WORKING DATA START

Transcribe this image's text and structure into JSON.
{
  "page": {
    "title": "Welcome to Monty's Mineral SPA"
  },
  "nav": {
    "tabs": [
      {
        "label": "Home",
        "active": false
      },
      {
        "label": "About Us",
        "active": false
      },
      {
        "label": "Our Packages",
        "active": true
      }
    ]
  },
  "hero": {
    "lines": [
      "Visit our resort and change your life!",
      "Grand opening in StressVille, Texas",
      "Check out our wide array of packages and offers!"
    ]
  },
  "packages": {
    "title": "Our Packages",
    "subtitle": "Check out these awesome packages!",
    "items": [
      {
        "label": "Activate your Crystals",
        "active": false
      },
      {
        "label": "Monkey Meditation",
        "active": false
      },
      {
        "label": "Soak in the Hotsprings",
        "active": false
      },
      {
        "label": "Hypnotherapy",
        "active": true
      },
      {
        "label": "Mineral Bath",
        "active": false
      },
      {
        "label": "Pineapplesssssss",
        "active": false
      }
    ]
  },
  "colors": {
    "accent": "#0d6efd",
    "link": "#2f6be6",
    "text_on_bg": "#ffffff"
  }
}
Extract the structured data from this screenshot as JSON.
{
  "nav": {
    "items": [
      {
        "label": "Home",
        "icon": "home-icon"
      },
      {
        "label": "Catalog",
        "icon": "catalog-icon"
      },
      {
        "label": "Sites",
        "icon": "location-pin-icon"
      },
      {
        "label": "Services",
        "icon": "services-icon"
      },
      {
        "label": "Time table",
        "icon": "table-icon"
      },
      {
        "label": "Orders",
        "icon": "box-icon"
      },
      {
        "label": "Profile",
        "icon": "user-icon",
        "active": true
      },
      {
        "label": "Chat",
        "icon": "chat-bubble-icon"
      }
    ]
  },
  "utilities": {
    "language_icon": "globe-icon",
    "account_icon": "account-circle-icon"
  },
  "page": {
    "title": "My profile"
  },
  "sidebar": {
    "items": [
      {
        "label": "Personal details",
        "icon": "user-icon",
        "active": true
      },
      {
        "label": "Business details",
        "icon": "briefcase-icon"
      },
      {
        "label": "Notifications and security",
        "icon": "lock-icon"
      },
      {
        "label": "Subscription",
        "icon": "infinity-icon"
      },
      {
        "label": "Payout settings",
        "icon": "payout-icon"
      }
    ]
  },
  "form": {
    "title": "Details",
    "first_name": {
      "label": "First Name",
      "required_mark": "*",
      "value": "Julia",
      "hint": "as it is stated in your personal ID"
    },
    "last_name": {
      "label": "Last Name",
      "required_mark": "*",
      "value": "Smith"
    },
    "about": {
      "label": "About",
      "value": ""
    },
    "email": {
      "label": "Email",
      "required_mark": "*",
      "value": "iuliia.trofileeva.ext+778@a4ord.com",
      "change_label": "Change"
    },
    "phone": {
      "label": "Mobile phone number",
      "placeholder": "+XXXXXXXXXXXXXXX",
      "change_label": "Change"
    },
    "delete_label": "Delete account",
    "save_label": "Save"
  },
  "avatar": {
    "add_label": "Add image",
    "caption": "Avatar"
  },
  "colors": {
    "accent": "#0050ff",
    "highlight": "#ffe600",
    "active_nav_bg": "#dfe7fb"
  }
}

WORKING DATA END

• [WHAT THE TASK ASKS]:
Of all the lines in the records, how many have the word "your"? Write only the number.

• [ANSWER TO THIS EXERCISE]:
3